The answer must be every line from the listing that holds the string "this".

• • • • • • •

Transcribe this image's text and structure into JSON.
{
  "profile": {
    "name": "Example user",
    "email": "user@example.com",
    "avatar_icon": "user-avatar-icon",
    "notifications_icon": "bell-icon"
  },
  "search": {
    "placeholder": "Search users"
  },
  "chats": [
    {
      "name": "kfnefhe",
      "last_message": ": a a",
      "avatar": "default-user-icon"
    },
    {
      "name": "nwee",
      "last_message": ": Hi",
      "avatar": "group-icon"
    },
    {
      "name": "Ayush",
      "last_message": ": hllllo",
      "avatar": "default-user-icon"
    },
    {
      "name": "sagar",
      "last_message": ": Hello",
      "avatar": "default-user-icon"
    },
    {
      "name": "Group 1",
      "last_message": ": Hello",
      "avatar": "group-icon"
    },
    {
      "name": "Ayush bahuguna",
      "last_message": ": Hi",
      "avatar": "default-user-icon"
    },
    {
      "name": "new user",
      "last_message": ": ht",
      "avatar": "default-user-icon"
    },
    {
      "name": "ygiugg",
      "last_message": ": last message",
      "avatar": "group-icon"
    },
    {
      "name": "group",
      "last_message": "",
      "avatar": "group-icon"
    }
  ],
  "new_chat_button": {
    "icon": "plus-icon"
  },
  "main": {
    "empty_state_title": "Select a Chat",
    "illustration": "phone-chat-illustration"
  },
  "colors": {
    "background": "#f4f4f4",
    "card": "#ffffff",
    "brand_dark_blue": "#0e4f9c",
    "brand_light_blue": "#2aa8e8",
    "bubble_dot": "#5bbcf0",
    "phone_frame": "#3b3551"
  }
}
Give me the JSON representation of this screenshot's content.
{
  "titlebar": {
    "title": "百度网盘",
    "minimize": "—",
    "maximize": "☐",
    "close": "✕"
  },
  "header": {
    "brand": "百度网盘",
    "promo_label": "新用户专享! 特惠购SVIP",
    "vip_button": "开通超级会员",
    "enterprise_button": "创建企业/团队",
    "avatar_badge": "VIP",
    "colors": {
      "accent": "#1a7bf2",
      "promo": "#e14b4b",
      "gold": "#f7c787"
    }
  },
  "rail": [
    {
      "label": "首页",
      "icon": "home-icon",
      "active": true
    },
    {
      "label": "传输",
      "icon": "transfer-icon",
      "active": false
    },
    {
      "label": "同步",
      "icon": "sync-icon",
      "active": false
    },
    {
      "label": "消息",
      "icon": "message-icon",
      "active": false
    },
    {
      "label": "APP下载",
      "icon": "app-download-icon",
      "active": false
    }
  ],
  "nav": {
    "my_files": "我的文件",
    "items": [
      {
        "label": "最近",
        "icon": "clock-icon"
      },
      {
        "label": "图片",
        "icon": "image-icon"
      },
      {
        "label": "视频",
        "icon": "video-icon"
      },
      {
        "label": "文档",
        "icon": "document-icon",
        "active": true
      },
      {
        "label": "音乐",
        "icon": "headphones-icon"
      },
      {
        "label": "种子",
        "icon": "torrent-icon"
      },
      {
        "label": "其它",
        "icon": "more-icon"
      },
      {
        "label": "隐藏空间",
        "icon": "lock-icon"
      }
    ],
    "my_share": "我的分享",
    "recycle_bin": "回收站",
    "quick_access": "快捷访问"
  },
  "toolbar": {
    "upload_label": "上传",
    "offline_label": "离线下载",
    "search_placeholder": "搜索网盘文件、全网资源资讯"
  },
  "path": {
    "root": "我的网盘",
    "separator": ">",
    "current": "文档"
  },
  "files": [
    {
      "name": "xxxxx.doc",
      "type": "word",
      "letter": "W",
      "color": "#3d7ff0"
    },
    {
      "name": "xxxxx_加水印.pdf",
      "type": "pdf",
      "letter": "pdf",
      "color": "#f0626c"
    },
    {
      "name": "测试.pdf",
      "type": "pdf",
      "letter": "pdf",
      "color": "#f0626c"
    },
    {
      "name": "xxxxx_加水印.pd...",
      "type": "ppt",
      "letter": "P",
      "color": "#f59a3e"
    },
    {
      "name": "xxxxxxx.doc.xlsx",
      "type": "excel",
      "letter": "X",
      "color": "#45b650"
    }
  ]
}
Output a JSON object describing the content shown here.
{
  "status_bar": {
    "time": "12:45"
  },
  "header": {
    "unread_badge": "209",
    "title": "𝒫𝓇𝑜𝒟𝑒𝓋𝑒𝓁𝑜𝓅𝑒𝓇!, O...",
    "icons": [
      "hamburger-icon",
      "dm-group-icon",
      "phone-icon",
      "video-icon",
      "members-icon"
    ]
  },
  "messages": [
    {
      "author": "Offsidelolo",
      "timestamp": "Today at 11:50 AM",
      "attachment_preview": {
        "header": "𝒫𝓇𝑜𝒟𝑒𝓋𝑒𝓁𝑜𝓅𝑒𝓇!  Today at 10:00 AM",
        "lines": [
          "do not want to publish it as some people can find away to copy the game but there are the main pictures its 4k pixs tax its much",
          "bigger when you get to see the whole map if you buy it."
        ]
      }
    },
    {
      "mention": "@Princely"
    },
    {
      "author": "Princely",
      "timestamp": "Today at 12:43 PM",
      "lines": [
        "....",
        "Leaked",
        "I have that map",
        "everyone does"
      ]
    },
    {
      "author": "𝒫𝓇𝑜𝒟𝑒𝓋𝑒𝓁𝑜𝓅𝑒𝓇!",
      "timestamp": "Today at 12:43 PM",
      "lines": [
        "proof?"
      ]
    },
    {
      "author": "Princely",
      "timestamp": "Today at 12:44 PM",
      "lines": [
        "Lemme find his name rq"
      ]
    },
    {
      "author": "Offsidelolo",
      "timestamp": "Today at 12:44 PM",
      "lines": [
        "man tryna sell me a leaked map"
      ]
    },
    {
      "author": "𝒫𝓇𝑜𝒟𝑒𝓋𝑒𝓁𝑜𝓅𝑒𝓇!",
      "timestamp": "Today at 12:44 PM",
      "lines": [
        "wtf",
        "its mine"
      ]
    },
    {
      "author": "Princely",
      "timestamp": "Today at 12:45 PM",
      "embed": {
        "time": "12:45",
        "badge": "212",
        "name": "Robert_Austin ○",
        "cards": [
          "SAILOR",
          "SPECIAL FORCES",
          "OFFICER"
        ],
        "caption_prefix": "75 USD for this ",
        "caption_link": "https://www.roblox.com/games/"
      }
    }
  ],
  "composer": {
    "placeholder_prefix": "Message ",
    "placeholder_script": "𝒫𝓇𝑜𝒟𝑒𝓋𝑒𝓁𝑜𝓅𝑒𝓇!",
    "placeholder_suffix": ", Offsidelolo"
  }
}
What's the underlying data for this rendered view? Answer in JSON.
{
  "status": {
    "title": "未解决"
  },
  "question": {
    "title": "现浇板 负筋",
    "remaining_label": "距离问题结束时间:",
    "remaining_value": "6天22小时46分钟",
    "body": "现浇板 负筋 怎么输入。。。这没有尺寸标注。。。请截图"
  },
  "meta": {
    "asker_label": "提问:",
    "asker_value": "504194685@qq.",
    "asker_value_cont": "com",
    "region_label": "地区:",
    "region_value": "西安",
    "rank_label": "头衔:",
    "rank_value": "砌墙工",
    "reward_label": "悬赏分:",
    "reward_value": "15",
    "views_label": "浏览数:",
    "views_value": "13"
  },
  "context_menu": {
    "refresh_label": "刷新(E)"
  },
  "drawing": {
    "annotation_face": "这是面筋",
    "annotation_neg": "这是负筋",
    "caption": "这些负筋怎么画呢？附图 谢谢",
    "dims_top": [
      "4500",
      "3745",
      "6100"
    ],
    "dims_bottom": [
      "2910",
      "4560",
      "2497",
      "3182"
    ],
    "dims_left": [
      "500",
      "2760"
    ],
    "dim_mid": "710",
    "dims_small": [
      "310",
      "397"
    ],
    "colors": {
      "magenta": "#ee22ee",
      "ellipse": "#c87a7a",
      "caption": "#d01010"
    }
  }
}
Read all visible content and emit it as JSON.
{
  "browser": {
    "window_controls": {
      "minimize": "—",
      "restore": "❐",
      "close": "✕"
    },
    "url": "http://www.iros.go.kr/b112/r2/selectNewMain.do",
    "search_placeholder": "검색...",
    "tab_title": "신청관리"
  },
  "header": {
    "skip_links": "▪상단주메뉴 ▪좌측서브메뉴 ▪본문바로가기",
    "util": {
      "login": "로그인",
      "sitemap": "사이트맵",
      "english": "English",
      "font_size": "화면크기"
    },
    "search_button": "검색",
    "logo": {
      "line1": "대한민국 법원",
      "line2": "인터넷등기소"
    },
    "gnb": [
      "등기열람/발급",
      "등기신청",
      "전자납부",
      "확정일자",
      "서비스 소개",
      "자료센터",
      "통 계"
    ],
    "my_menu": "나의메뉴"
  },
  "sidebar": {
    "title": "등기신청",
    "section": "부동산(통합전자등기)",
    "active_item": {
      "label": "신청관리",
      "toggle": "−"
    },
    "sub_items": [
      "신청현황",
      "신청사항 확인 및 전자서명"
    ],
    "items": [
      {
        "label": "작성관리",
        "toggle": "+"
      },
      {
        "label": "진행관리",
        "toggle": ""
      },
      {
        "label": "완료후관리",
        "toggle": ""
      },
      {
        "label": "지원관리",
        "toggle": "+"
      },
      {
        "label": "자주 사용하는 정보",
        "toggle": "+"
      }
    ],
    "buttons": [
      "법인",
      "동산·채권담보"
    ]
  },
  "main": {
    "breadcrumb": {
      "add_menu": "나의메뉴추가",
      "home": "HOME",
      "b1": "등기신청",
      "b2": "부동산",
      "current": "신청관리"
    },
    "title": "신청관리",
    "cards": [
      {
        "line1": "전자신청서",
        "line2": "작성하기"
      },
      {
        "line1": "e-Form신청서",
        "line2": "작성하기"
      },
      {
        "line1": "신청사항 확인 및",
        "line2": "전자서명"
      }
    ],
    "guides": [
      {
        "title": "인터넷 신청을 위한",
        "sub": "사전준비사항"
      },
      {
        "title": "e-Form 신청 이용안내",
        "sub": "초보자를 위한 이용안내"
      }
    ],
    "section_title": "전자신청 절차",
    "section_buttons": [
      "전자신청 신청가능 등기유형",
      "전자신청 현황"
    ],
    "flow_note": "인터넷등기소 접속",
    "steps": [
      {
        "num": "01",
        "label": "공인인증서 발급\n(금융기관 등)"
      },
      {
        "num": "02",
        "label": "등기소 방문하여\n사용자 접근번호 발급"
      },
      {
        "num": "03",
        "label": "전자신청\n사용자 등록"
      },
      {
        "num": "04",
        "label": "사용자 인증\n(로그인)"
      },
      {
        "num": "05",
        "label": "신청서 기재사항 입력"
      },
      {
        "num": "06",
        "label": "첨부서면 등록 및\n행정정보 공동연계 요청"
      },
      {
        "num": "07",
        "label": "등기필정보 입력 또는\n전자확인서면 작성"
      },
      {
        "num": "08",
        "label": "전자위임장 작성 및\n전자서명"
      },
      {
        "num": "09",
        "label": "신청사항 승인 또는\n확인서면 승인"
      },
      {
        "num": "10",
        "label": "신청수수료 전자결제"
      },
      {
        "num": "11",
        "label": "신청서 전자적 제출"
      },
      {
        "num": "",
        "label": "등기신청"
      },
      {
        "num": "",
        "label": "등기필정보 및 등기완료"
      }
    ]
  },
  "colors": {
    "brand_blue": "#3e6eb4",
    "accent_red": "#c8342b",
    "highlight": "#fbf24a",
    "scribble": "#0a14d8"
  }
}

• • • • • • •

ANSWER FOR THE TASK:
Transcribe this image's text and structure into JSON.
Give me the JSON representation of this screenshot's content.
        "caption_prefix": "75 USD for this ",
What's the underlying data for this rendered view? Answer in JSON.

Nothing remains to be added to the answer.